Apache Cassandra is a highly scalable free and open source NoSQL database, achieving great performance on multi-node setups with no single point of failure. Cassandra supports replication across multiple data centers and offers lower latency for users and the ability to survive regional outages. The largest production deployment today is Apple's, with over 75,000 nodes storing over 10 PB of data. This is a story of how an SRE team broke a 200+ Node Cassandra cluster.
Prior to the incident, they had deployed a Cassandra cluster and everything went up fine and was working perfectly. They selected 210 instance types that had similar CPU and Memory specifications and deployed them using a single Auto Scaling Group that spans 3 Availability Zones. ASGs makes it easy for you to drain your container instances when there’s a “scale-in” activity However, when they got back the next morning, this cluster was completely broken and nobody had done anything.
They dug into the details and found out that 25% of the Pods were pending and they had a “Volume affinity issue” which was quite unusual.

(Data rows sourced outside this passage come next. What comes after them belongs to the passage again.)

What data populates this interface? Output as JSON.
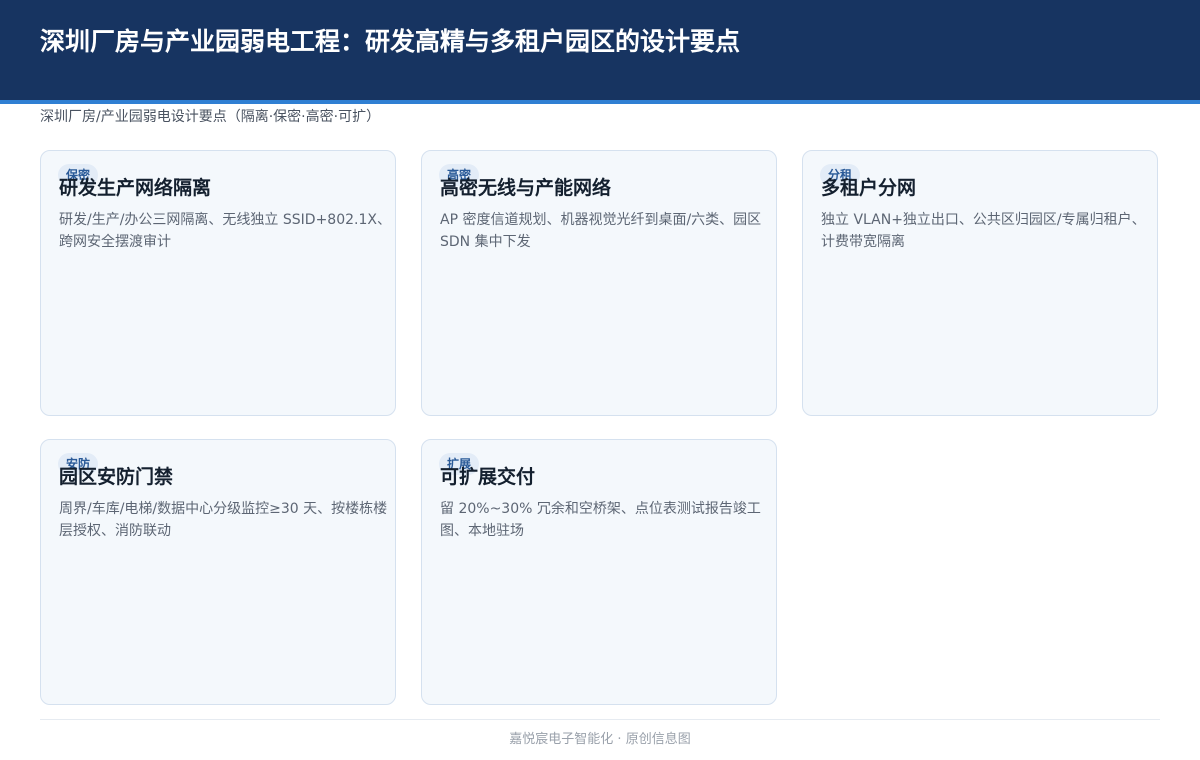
{
  "header": {
    "title": "深圳厂房与产业园弱电工程：研发高精与多租户园区的设计要点"
  },
  "subtitle": "深圳厂房/产业园弱电设计要点（隔离·保密·高密·可扩）",
  "cards": [
    {
      "tag": "保密",
      "title": "研发生产网络隔离",
      "desc": "研发/生产/办公三网隔离、无线独立 SSID+802.1X、跨网安全摆渡审计"
    },
    {
      "tag": "高密",
      "title": "高密无线与产能网络",
      "desc": "AP 密度信道规划、机器视觉光纤到桌面/六类、园区 SDN 集中下发"
    },
    {
      "tag": "分租",
      "title": "多租户分网",
      "desc": "独立 VLAN+独立出口、公共区归园区/专属归租户、计费带宽隔离"
    },
    {
      "tag": "安防",
      "title": "园区安防门禁",
      "desc": "周界/车库/电梯/数据中心分级监控≥30 天、按楼栋楼层授权、消防联动"
    },
    {
      "tag": "扩展",
      "title": "可扩展交付",
      "desc": "留 20%~30% 冗余和空桥架、点位表测试报告竣工图、本地驻场"
    }
  ],
  "footer": "嘉悦宸电子智能化 · 原创信息图"
}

They went deeper and it turned out that 25% of the Nodes had been deleted. Since they were using local volumes for the cluster, these Pods were not schedulable because they couldn’t find their persistent volumes.
Losing 25% of the Nodes (~50 Nodes) is kind of a big deal. Their setup is Cloud Native and naturally, they ought to be resilient to Node failures. They were pretty confident that their Cloud Provider (AWS), had deleted the Nodes that night.
The Root Cause
What had happened is that they had deployed the Cassandra cluster on an ASG(Auto-scaling Group), a single one over 3 Availability Zones.
Auto Scaling allows you to take advantage of the reliability and safety of geographic redundancy by spreading ASGs across multiple Availability Zones within a region. When one AZ becomes unavailable, the ASG launches new instances in an unaffected Availability Zone. When the unhealthy AZ returns to a healthy state, the ASG automatically assigns the application instances evenly across all of the appointed Availability Zones.
When they did the deployment, there were capacity issues on one of the AZs and only 30 Nodes were available. So what AWS had done was create more Nodes in another AZ where there were no capacity issues (which was fine). But during the night capacity became available on the second zone and so the ASG, (which is actually quite clever), kicked in and tried to rebalance so that it distributed instances evenly across all AZs (70 per zone). It did so by deleting some of the Nodes and because EBS Volumes are zonal, our Pods were scheduled on the wrong AZ where their EBS volume does not exist.
As of today, there are two workarounds to prevent this outage. They are now using a different ASG for each Availability Zone which is a lot safer. In a worst-case scenario, if they lack capacity in a zone, at least they know that all the Nodes are not going to be provisioned meaning they won’t be able to create the cluster.
This is good because they can just wait for AWS to sort things out (get back to normal) and avoid this kind of surprise. It increases the chance of keeping the desired capacity if some pools are interrupted when EC2 needs the capacity back.
They are also using the kubectl-val cluster config validator which simulates a Kubernetes environment and checks if a failure condition is reachable within your current cluster setup. This tool automates Kubernetes validation using AI meaning you get the same results just as if a professional Kubernetes SRE examined your cluster state.
I hope you found this post useful and that it will help you to safely use ASGs in your Kubernetes clusters to achieve High Availability. As I mentioned, you can use the Kalc Kubernetes cluster validator to get predicted failure reports which can help you understand whether all the scaling will work. You will instantly know if the proposed change runs the risk of evicting pods, breaking labels or starving resources.